Your objective: Report each line of the entries below that has the word "this" in it.

(Data about app and page elements)
--- START ---

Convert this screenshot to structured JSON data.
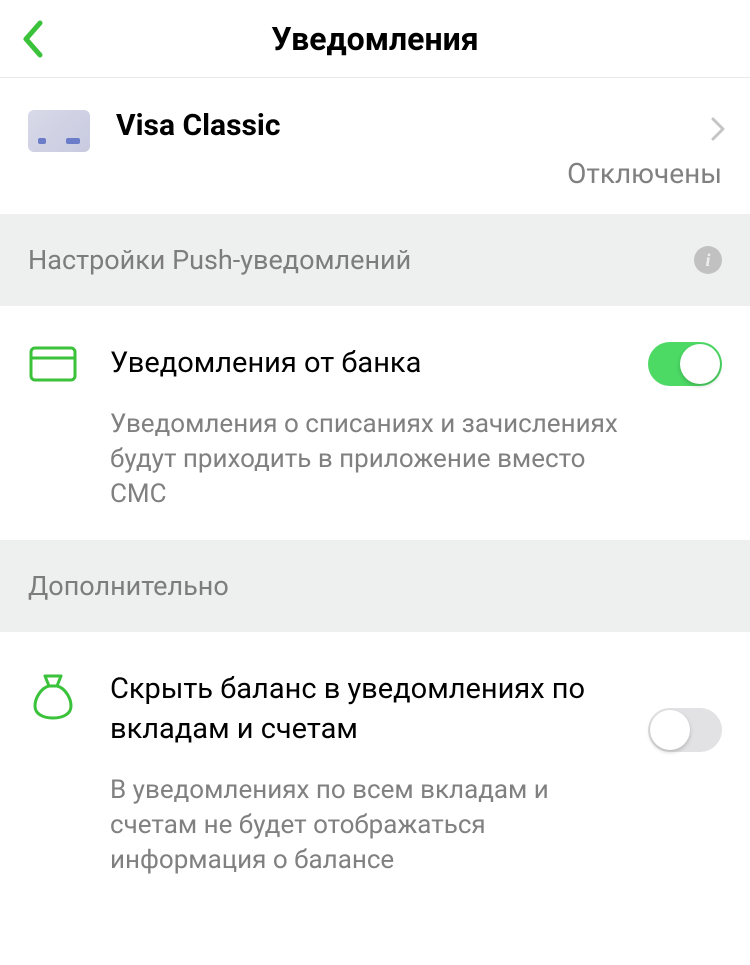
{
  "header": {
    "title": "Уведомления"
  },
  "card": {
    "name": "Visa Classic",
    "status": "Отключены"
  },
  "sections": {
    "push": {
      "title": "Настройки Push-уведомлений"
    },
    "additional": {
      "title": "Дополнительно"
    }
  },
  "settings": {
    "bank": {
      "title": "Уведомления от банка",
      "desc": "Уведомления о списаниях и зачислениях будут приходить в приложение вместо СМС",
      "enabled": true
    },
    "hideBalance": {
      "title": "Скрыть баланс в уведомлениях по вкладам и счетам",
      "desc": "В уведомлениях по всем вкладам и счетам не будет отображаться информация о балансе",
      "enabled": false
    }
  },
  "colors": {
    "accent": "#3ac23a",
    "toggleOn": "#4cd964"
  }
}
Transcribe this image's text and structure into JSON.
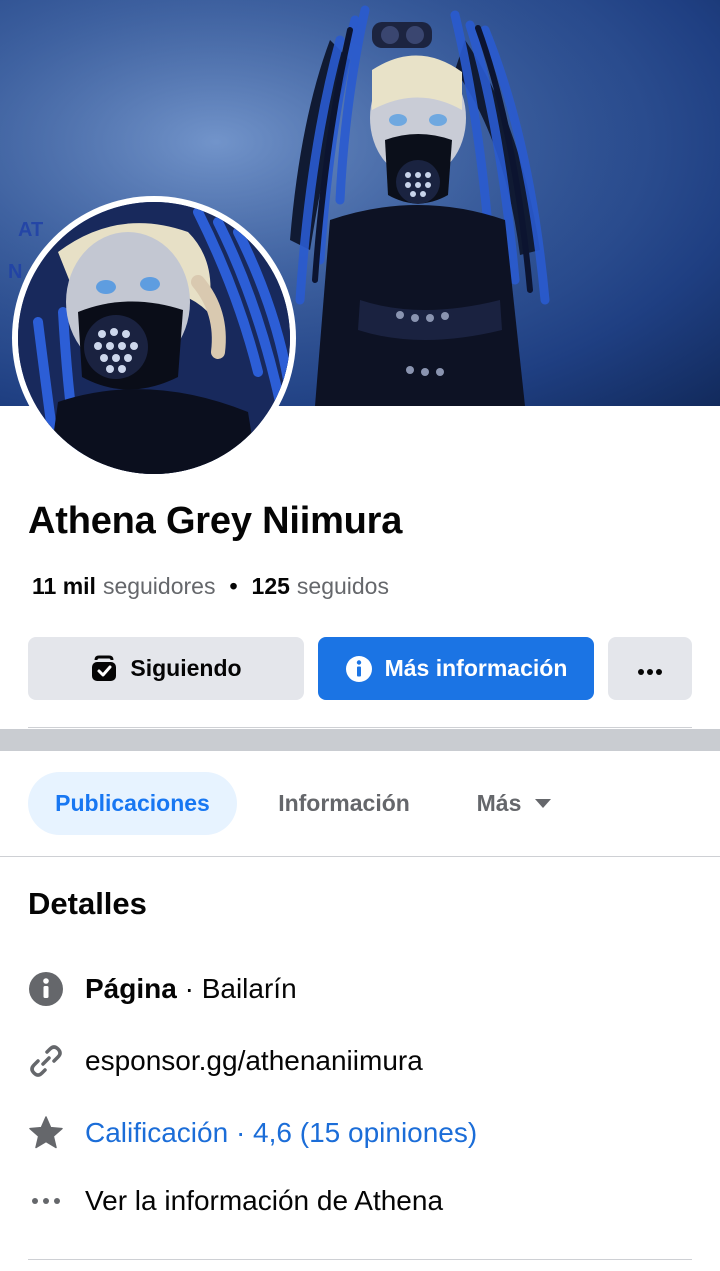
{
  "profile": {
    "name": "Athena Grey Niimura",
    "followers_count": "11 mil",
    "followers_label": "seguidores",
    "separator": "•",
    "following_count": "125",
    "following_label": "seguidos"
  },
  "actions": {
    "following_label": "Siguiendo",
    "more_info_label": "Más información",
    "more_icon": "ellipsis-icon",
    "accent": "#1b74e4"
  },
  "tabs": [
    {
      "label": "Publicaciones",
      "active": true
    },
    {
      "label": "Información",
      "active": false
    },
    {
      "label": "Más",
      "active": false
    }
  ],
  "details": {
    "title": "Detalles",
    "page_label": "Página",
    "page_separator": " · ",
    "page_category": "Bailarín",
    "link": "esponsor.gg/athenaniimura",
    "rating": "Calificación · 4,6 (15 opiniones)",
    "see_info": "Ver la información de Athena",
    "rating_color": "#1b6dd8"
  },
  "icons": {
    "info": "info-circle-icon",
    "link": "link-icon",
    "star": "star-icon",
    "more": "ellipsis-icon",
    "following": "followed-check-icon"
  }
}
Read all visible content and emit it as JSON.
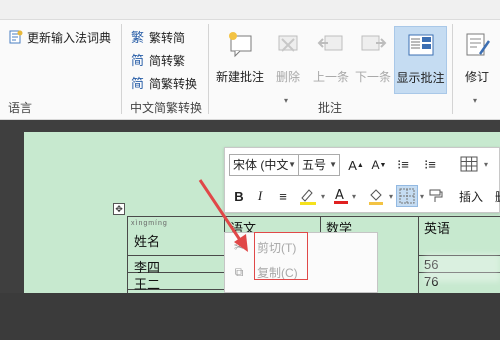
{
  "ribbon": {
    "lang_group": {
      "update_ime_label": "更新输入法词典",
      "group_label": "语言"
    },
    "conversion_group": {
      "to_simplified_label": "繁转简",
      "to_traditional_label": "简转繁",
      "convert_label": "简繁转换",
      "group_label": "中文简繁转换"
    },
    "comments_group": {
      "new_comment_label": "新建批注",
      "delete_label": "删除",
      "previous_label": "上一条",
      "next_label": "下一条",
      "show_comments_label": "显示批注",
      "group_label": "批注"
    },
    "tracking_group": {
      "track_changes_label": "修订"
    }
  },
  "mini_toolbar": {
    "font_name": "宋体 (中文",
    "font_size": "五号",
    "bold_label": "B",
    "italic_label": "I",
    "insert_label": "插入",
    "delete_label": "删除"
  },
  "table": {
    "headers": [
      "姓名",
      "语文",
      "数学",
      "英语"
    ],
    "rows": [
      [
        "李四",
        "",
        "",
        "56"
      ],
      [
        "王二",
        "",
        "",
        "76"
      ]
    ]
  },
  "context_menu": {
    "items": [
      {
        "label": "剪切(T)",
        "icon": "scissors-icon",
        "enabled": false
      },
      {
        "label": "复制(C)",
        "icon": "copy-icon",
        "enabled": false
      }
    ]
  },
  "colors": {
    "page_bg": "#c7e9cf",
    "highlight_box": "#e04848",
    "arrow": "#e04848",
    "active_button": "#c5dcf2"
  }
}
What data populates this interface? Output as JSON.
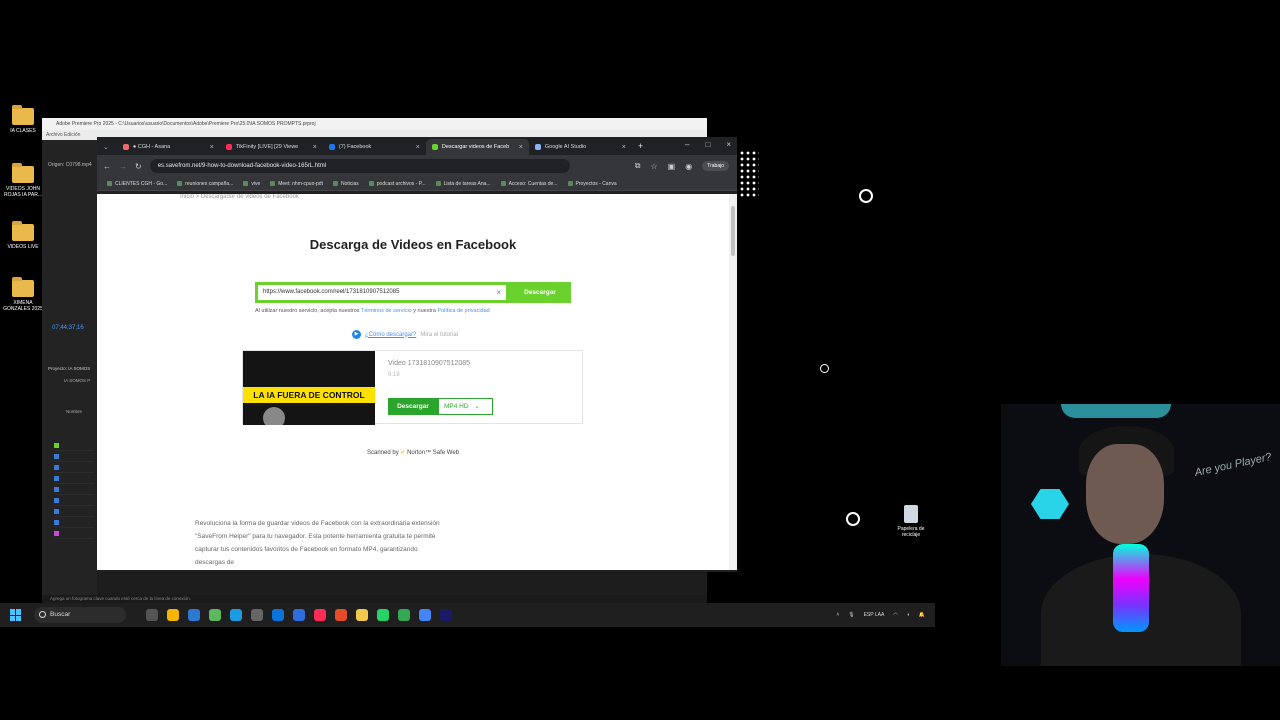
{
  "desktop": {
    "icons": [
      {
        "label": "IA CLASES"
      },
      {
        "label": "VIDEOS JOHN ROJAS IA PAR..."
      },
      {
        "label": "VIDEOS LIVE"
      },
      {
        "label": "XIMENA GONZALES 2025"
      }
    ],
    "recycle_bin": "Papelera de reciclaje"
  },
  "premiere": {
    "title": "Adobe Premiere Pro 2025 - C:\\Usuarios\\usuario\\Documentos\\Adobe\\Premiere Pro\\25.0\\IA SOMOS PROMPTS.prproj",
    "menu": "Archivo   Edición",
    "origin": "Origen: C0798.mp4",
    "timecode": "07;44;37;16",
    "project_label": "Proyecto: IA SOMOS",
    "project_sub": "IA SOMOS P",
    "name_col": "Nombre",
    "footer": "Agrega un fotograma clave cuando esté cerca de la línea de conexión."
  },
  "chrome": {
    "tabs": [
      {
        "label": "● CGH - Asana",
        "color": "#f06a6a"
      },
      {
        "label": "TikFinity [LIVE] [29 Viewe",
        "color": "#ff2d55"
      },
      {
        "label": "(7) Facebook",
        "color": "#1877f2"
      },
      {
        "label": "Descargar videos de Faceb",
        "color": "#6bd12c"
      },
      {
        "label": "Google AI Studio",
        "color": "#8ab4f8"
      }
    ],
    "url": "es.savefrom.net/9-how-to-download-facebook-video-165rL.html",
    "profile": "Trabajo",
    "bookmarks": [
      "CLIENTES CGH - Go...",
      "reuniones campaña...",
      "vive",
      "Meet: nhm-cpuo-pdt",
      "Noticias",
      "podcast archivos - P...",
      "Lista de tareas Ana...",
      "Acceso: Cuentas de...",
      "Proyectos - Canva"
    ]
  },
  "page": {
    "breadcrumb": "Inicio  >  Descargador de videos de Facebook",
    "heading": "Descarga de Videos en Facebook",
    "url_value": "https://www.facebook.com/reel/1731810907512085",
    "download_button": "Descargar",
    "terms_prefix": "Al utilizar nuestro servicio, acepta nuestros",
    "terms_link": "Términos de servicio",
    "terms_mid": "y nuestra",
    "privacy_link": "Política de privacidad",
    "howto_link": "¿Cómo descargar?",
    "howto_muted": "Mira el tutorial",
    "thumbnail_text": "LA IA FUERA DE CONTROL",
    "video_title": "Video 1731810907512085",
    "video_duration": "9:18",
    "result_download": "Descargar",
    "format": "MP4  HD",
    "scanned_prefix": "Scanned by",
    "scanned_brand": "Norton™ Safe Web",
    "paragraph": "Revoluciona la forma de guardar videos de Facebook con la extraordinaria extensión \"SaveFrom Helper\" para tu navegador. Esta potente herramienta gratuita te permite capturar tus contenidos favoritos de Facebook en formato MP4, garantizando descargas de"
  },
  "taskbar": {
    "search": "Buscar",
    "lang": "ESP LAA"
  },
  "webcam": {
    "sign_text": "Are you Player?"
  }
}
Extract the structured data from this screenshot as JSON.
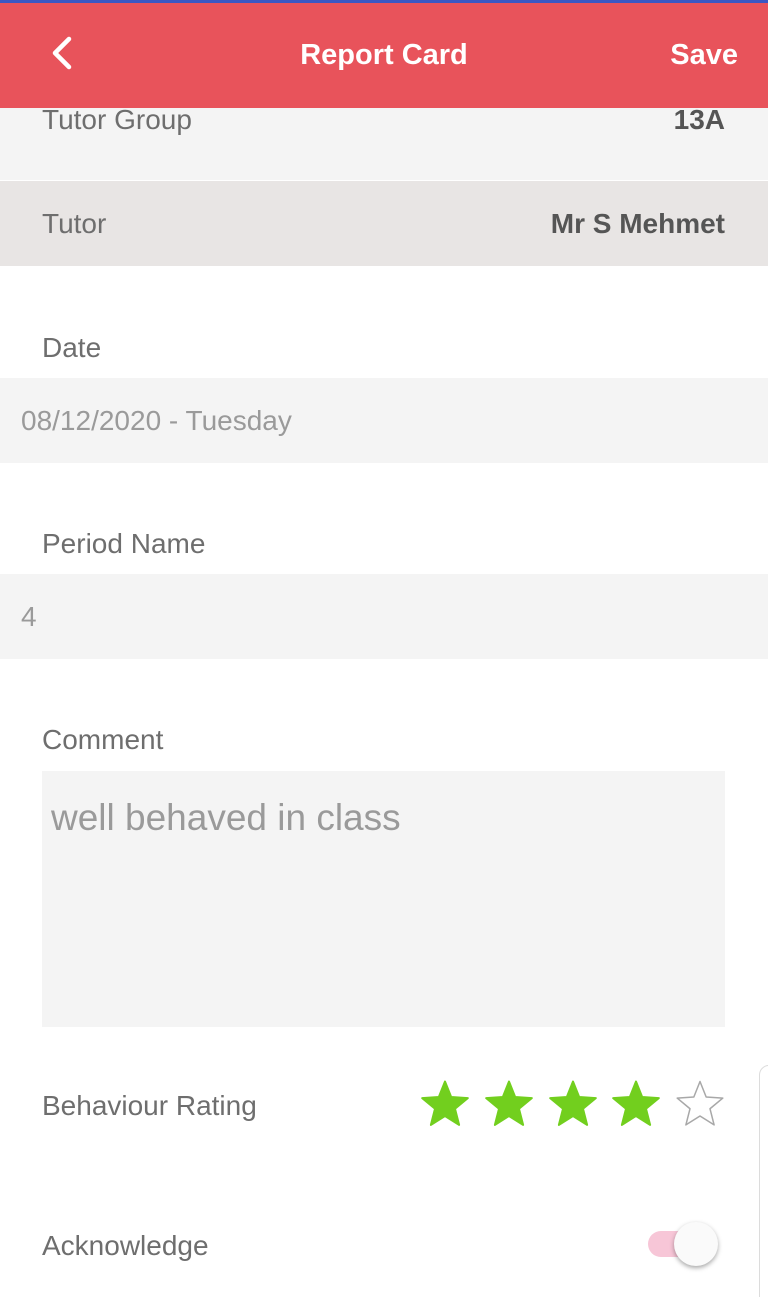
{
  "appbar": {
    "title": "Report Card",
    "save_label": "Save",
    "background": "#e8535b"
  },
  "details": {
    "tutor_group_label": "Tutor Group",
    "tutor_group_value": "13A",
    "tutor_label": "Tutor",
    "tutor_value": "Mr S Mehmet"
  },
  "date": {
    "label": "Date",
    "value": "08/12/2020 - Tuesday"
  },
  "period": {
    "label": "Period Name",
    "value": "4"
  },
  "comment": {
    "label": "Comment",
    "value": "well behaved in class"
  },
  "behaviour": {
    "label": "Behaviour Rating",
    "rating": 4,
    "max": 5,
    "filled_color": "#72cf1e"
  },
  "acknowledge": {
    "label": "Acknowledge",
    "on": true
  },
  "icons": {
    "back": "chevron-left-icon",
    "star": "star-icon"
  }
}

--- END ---

Written solution:
Convert this screenshot to structured JSON data.
Transcribe this image's text and structure into JSON.
What data populates this interface? Output as JSON.
Extract the structured data from this screenshot as JSON.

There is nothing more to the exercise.